[What you should do]
Please repeat the entries word for word and keep the images out.

---

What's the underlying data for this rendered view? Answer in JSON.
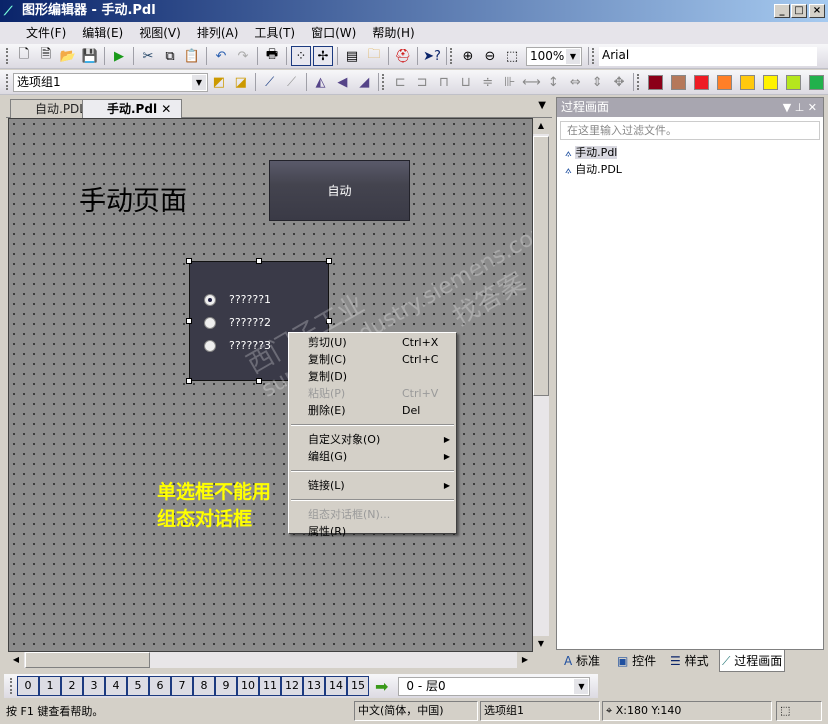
{
  "window": {
    "title": "图形编辑器 - 手动.Pdl",
    "min": "_",
    "max": "□",
    "close": "×"
  },
  "menu": [
    "文件(F)",
    "编辑(E)",
    "视图(V)",
    "排列(A)",
    "工具(T)",
    "窗口(W)",
    "帮助(H)"
  ],
  "toolbar": {
    "zoom": "100%",
    "font": "Arial",
    "object_select": "选项组1"
  },
  "palette": [
    "#8b0018",
    "#b5785a",
    "#ee1c24",
    "#ff7f27",
    "#ffc90e",
    "#fff200",
    "#b5e61d",
    "#22b14c"
  ],
  "doc_tabs": [
    {
      "label": "自动.PDL",
      "active": false
    },
    {
      "label": "手动.Pdl",
      "active": true
    }
  ],
  "canvas": {
    "static_text": "手动页面",
    "button_label": "自动",
    "radio_options": [
      {
        "label": "??????1",
        "checked": true
      },
      {
        "label": "??????2",
        "checked": false
      },
      {
        "label": "??????3",
        "checked": false
      }
    ],
    "annotation": [
      "单选框不能用",
      "组态对话框"
    ],
    "annotation_color": "#ffff00",
    "watermark": [
      "西门子工业",
      "support.industry.siemens.com/cs",
      "找答案"
    ]
  },
  "context_menu": [
    {
      "label": "剪切(U)",
      "shortcut": "Ctrl+X"
    },
    {
      "label": "复制(C)",
      "shortcut": "Ctrl+C"
    },
    {
      "label": "复制(D)"
    },
    {
      "label": "粘贴(P)",
      "shortcut": "Ctrl+V",
      "disabled": true
    },
    {
      "label": "删除(E)",
      "shortcut": "Del"
    },
    {
      "sep": true
    },
    {
      "label": "自定义对象(O)",
      "submenu": true
    },
    {
      "label": "编组(G)",
      "submenu": true
    },
    {
      "sep": true
    },
    {
      "label": "链接(L)",
      "submenu": true
    },
    {
      "sep": true
    },
    {
      "label": "组态对话框(N)...",
      "disabled": true
    },
    {
      "label": "属性(R)"
    }
  ],
  "right_panel": {
    "title": "过程画面",
    "filter_placeholder": "在这里输入过滤文件。",
    "files": [
      "手动.Pdl",
      "自动.PDL"
    ]
  },
  "bottom_tabs": [
    "标准",
    "控件",
    "样式",
    "过程画面"
  ],
  "layers": {
    "buttons": [
      "0",
      "1",
      "2",
      "3",
      "4",
      "5",
      "6",
      "7",
      "8",
      "9",
      "10",
      "11",
      "12",
      "13",
      "14",
      "15"
    ],
    "selected": "0 - 层0"
  },
  "status": {
    "help": "按 F1 键查看帮助。",
    "language": "中文(简体，中国)",
    "object": "选项组1",
    "coords": "X:180 Y:140"
  }
}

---

[Written solution]
What's the underlying data for this rendered view? Answer in JSON.
{
  "window": {
    "title": "图形编辑器 - 手动.Pdl",
    "min": "_",
    "max": "□",
    "close": "×"
  },
  "menu": [
    "文件(F)",
    "编辑(E)",
    "视图(V)",
    "排列(A)",
    "工具(T)",
    "窗口(W)",
    "帮助(H)"
  ],
  "toolbar": {
    "zoom": "100%",
    "font": "Arial",
    "object_select": "选项组1"
  },
  "palette": [
    "#8b0018",
    "#b5785a",
    "#ee1c24",
    "#ff7f27",
    "#ffc90e",
    "#fff200",
    "#b5e61d",
    "#22b14c"
  ],
  "doc_tabs": [
    {
      "label": "自动.PDL",
      "active": false
    },
    {
      "label": "手动.Pdl",
      "active": true
    }
  ],
  "canvas": {
    "static_text": "手动页面",
    "button_label": "自动",
    "radio_options": [
      {
        "label": "??????1",
        "checked": true
      },
      {
        "label": "??????2",
        "checked": false
      },
      {
        "label": "??????3",
        "checked": false
      }
    ],
    "annotation": [
      "单选框不能用",
      "组态对话框"
    ],
    "annotation_color": "#ffff00",
    "watermark": [
      "西门子工业",
      "support.industry.siemens.com/cs",
      "找答案"
    ]
  },
  "context_menu": [
    {
      "label": "剪切(U)",
      "shortcut": "Ctrl+X"
    },
    {
      "label": "复制(C)",
      "shortcut": "Ctrl+C"
    },
    {
      "label": "复制(D)"
    },
    {
      "label": "粘贴(P)",
      "shortcut": "Ctrl+V",
      "disabled": true
    },
    {
      "label": "删除(E)",
      "shortcut": "Del"
    },
    {
      "sep": true
    },
    {
      "label": "自定义对象(O)",
      "submenu": true
    },
    {
      "label": "编组(G)",
      "submenu": true
    },
    {
      "sep": true
    },
    {
      "label": "链接(L)",
      "submenu": true
    },
    {
      "sep": true
    },
    {
      "label": "组态对话框(N)...",
      "disabled": true
    },
    {
      "label": "属性(R)"
    }
  ],
  "right_panel": {
    "title": "过程画面",
    "filter_placeholder": "在这里输入过滤文件。",
    "files": [
      "手动.Pdl",
      "自动.PDL"
    ]
  },
  "bottom_tabs": [
    "标准",
    "控件",
    "样式",
    "过程画面"
  ],
  "layers": {
    "buttons": [
      "0",
      "1",
      "2",
      "3",
      "4",
      "5",
      "6",
      "7",
      "8",
      "9",
      "10",
      "11",
      "12",
      "13",
      "14",
      "15"
    ],
    "selected": "0 - 层0"
  },
  "status": {
    "help": "按 F1 键查看帮助。",
    "language": "中文(简体，中国)",
    "object": "选项组1",
    "coords": "X:180 Y:140"
  }
}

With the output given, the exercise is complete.